The Fraser Institute

The Fraser Institute

February 15, 2005 09:00 ET

In Canada's best interest to join the U.S. ballistic missile defence program

CALGARY, Feb. 15 - Canada's participation in the continental
Ballistic Missile Defence program (BMD) is a matter of maintaining Canadian
national sovereignty, and non-participation means we will have little
influence in North American defence, according to Canadian Participation in
North American Missile Defence: A Cost-Benefit Analysis, released today by
The Fraser Institute.
"The main benefit Canada will derive from joining is the ability to have
a voice in how North America will be protected against the missile threat,"
says Barry Cooper, director of the Institute's Alberta office and co-author of
the paper.
In this new paper, the authors present a pragmatic cost/benefit analysis
regarding Canadian participation and conclude the following:

- Participation in BMD will ensure that information is shared - both
military-to-military information as well as information to guide
policymakers in Ottawa in formulating Canadian defence and foreign
policy;

- It is in Canada's interest to know what American plans are because
the alternative is to remain an uninformed observer able only to
react after the fact;

- Participation in BMD means influence on early warning, detection,
some deployment decisions, and the overall political-strategic goal
of missile defence;

- Participation in BMD does not mean Canada is responsible for the
cost or for the outcome;

- The window of opportunity for the Government of Canada to make the
correct choice, namely to participate in continental BMD, is closing
very quickly; delay or a refusal to participate means sustaining a
considerable reduction in Canadian sovereignty as well as Canadian
self-respect.

Arguments about the program's effectiveness, costs, its impact on global
arms control, and the weaponization of space do not detract from the fact that
the United States has deployed a North American missile defence system. "For
the next several years, it is the only program there will be and Canada must
join it or be left out.
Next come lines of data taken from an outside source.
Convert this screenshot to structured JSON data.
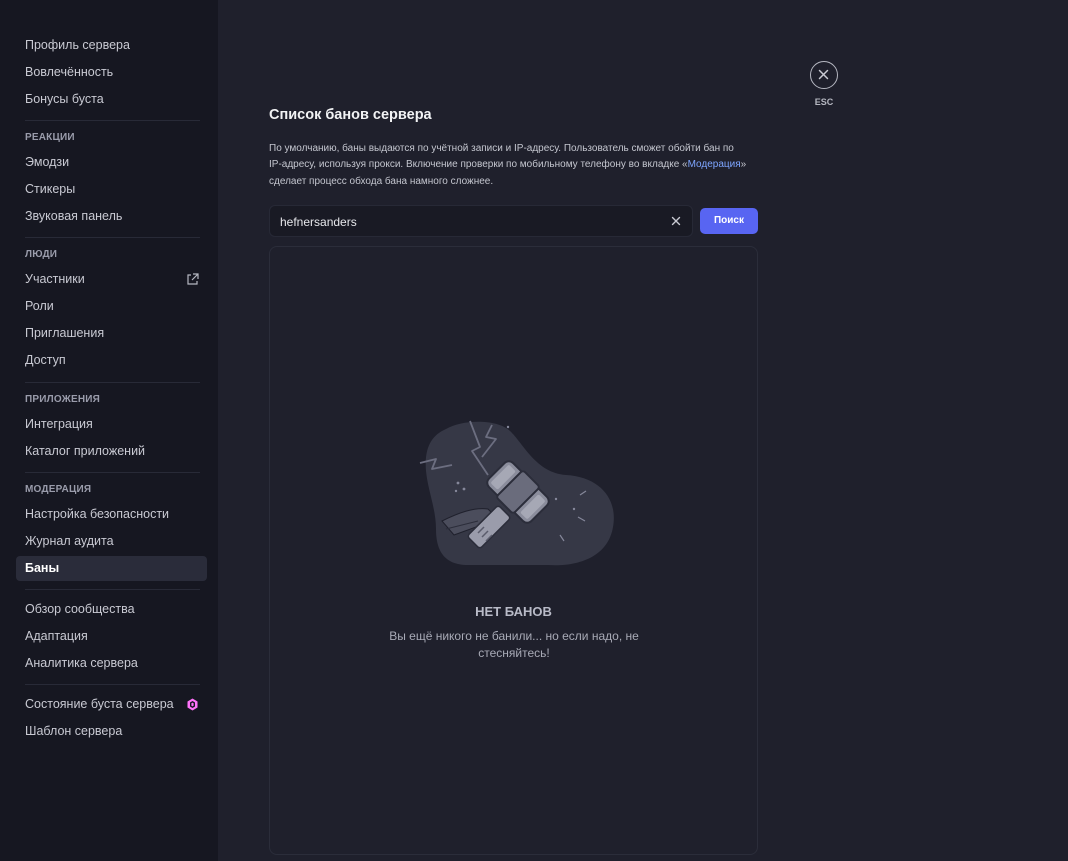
{
  "sidebar": {
    "items": [
      {
        "label": "Профиль сервера"
      },
      {
        "label": "Вовлечённость"
      },
      {
        "label": "Бонусы буста"
      }
    ],
    "sections": [
      {
        "heading": "РЕАКЦИИ",
        "items": [
          {
            "label": "Эмодзи"
          },
          {
            "label": "Стикеры"
          },
          {
            "label": "Звуковая панель"
          }
        ]
      },
      {
        "heading": "ЛЮДИ",
        "items": [
          {
            "label": "Участники"
          },
          {
            "label": "Роли"
          },
          {
            "label": "Приглашения"
          },
          {
            "label": "Доступ"
          }
        ]
      },
      {
        "heading": "ПРИЛОЖЕНИЯ",
        "items": [
          {
            "label": "Интеграция"
          },
          {
            "label": "Каталог приложений"
          }
        ]
      },
      {
        "heading": "МОДЕРАЦИЯ",
        "items": [
          {
            "label": "Настройка безопасности"
          },
          {
            "label": "Журнал аудита"
          },
          {
            "label": "Баны"
          }
        ]
      }
    ],
    "extra": [
      {
        "label": "Обзор сообщества"
      },
      {
        "label": "Адаптация"
      },
      {
        "label": "Аналитика сервера"
      }
    ],
    "bottom": [
      {
        "label": "Состояние буста сервера"
      },
      {
        "label": "Шаблон сервера"
      }
    ],
    "active_item": "Баны"
  },
  "main": {
    "title": "Список банов сервера",
    "desc_part1": "По умолчанию, баны выдаются по учётной записи и IP-адресу. Пользователь сможет обойти бан по IP-адресу, используя прокси. Включение проверки по мобильному телефону во вкладке «",
    "desc_link": "Модерация",
    "desc_part2": "» сделает процесс обхода бана намного сложнее.",
    "search_value": "hefnersanders",
    "search_button": "Поиск",
    "empty_title": "НЕТ БАНОВ",
    "empty_text": "Вы ещё никого не банили... но если надо, не стесняйтесь!"
  },
  "esc_label": "ESC",
  "colors": {
    "accent": "#5865f2",
    "link": "#7ea5ff",
    "boost": "#ff73fa"
  }
}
We may be able to influence it from the inside, but
not at all from the outside," said co-author and Institute senior fellow,
Alexander Moens.
The authors of the paper point out that Canada has a choice between a
near free ride in missile defence with our input or without our input.
Canada's decision to participate will not provoke an arms race or betray our
defence or international security policy, or even our highly questionable
position on weapons in outer space. It will not have an adverse impact on our
friends or trading partners. It will likely afford a small boost to our
defence industry. If we do not participate we will receive nothing. Ballistic
missile defence will create a modest amount of goodwill in the overall
bilateral relationship, and it will protect Canadian cities.
"In short, the costs - an incremental addition to the NORAD budget - are
low, and the benefits are high," points out Cooper.

Established in 1974, The Fraser Institute is an independent public
policy organization with offices in Vancouver, Calgary, and Toronto. The
complete study and news release are posted at www.fraserinstitute.ca




Contact Information

  • Barry Cooper
    Director, Alberta Policy Research Centre
    The Fraser Institute
    Tel. (403) 216-7175
    Email barryc@fraserinstitute.ca

    Professor Alexander Moens
    Senior Fellow
    The Fraser Institute
    Tel. (604) 291-4361
    Email moens@sfu.ca

    Suzanne Walters
    Director of Communications
    The Fraser Institute
    (604) 714-4582
    Email suzannew@fraserinstitute.ca